What is Cloud Seeding? It increases the ability of a cloud to produce rain or snow.
Cloud seeding is a type of weather modification in which the amount or type of precipitation that falls from clouds is altered. It involves dispersing substances into the air that act as nuclei (such as silver iodide). It provides a crystal around which moisture can condense, stimulate precipitation, and form rain.
Cloud seeding involves planes spraying chemicals into clouds in order to condense smaller particles into larger raindrops. It increases annual rainfall rates by about 10% to 30%.
So far, experts have discovered no negative effects of silver iodide cloud seeding on the environment. However, silver iodide is toxic to aquatic life. The silver concentration in a storm caused by cloud seeding is far below the accepted limit of 50 micrograms per litre.
The United Arab Emirates (UAE), which is located in one of the world’s hottest and driest regions, has recently been at the forefront of efforts to seed clouds and increase precipitation.

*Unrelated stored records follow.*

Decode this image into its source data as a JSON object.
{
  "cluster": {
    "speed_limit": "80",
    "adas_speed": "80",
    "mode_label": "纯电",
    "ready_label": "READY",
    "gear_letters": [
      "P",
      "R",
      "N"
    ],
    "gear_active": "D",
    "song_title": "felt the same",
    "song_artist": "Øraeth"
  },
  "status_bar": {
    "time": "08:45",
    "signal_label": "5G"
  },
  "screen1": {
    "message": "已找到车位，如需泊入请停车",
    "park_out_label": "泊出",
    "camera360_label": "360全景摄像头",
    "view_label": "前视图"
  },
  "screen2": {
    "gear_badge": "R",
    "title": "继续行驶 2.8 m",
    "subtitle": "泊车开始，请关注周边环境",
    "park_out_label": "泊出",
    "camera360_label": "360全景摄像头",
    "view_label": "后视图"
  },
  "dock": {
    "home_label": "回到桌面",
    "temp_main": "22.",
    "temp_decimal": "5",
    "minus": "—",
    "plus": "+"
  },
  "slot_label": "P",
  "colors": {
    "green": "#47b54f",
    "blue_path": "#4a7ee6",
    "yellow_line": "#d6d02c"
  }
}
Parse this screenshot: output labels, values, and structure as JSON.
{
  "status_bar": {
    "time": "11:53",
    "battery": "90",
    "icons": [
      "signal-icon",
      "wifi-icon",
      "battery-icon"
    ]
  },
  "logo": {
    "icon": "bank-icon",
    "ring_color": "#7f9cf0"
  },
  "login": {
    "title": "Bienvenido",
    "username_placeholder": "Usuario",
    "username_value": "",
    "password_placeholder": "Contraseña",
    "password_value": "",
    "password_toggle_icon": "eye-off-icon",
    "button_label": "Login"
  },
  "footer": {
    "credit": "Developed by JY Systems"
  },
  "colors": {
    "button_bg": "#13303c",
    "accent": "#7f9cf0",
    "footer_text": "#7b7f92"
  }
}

Applications of Cloud Seeding:
- Agriculture: Provides relief to drought-stricken areas.
- Power Generation: Experiments have shown to augment the production of hydroelectricity during the last 40 years in Tasmania, Australia.
- Water pollution control: It can assist in maintaining the minimum summer river flows and dilute the impact of treated wastewater discharges from industries and municipalities.
- Tackle Air Pollution: It can potentially be used to settle down toxic air pollutants through the rain.
- Tourism: To increase tourism, cloud seeding can make typically dry areas much more hospitable.
What difficulties does cloud seeding present?
- Potential Side-effects: The chemicals used may have unintended consequences for people, animals, plants, or the environment.
- Abnormal Weather Patterns: In the end, it might alter the planet’s climatic patterns. Due to the artificial process of adding chemicals, areas that typically receive moisture may begin to experience drought.
- Costly: It involves processes such as delivering chemicals to the sky and releasing them into the air via flare shots or airplanes, which incurs significant costs.